overflowing hat* and how wisely this money is spent by the trusted
servants throughout the fellowship.

The final point first: since the earliest days of our wonderful
fellowship, recovering drunks have debated and sometimes even fought
about how best to spend the moneys collected. Bill was stone broke
throughout the late 30st and 40s, which must have been difficult for him
and Lois personally. Yet, the principle of applying 100% of the
collected moneys to the execution of our primary purpose was firmly
established during this period. Whether for literature, public
information initiatives, Group, Intergroup, Region and Conference
expenses or the like, we have been trained to spend the 7th Tradition
funds wisely and to scrutinise how well we are doing. We also
established clearly that no member of the fellowship should be denied
the opportunity of doing service due to any difficult personal financial
circumstances.

The principle of the ‘Overflowing Hat’ is set out clearly in a short
brochure provided free of charge by GSO in York. According to this
principle, moneys contributed at Group level should be used wisely for
the day-to-day expenses of that Group. Part of the wisdom is to set
aside a sufficient “prudent reserve” which can be drawn upon should
unforeseen circumstanced dictate. There are stories, for example, of
miscalculations and/or insufficient financial controlling (we are not
saints!), treasurers deciding to do further research into whether they
are real alcoholics (thereby taking some funds entrusted to their care
to finance the research!) and sometimes extreme volatility, from time to
time, in the volume of contributions.

Any surplus over and above current expenses and the prudent reserve,
should be passed downward to the next level, i.e. the Intergroup. Here
the same principle applies, with and surplus going down to Region. When
Region has carried out its duties to the fellowship and ‘the still
suffering alcoholic’ any money left over is passed down to the General
Services Office. Each level of the fellowship it thereby encouraged to
do all it can to fulfill our Primary Purpose within its own sphere of
influence and pass on any surplus to the next level, whereby all are
obliged, in line with our Traditions and the ethos of accountability, to
publish (at the least) annual financial reports accessible to those they
serve.
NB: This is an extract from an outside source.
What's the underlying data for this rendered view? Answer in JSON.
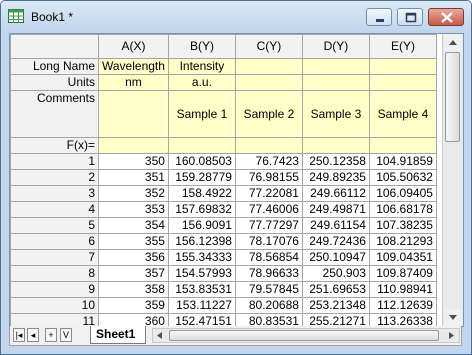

Which brings me to the final point; how much each of us contributes. I
must confess that I felt directly addressed by the person in the recent
business meeting when she said, “even today in 2019 many people still
put in €1, just as we did a decade ago. We don’t see our
contribution in terms of what needs to be done to fulfill our Primary
Purpose OR in relation to the amount we were prepared to spend on
drink in the past or on that latte today.”

Boom! She was right. While I was broke (several periods lasting multiple
quarters) it was quite reasonable for me to limit my contribution to
€1 or 50 cents. Now that the Promises have been fulfilled, this is no
longer the case. I cannot, on reflection, justify spending €3.50 on my
latte while putting only €1 in the hat. I am grateful for this
wake-up call, which I gladly share with you by means of this article.

Patrick L.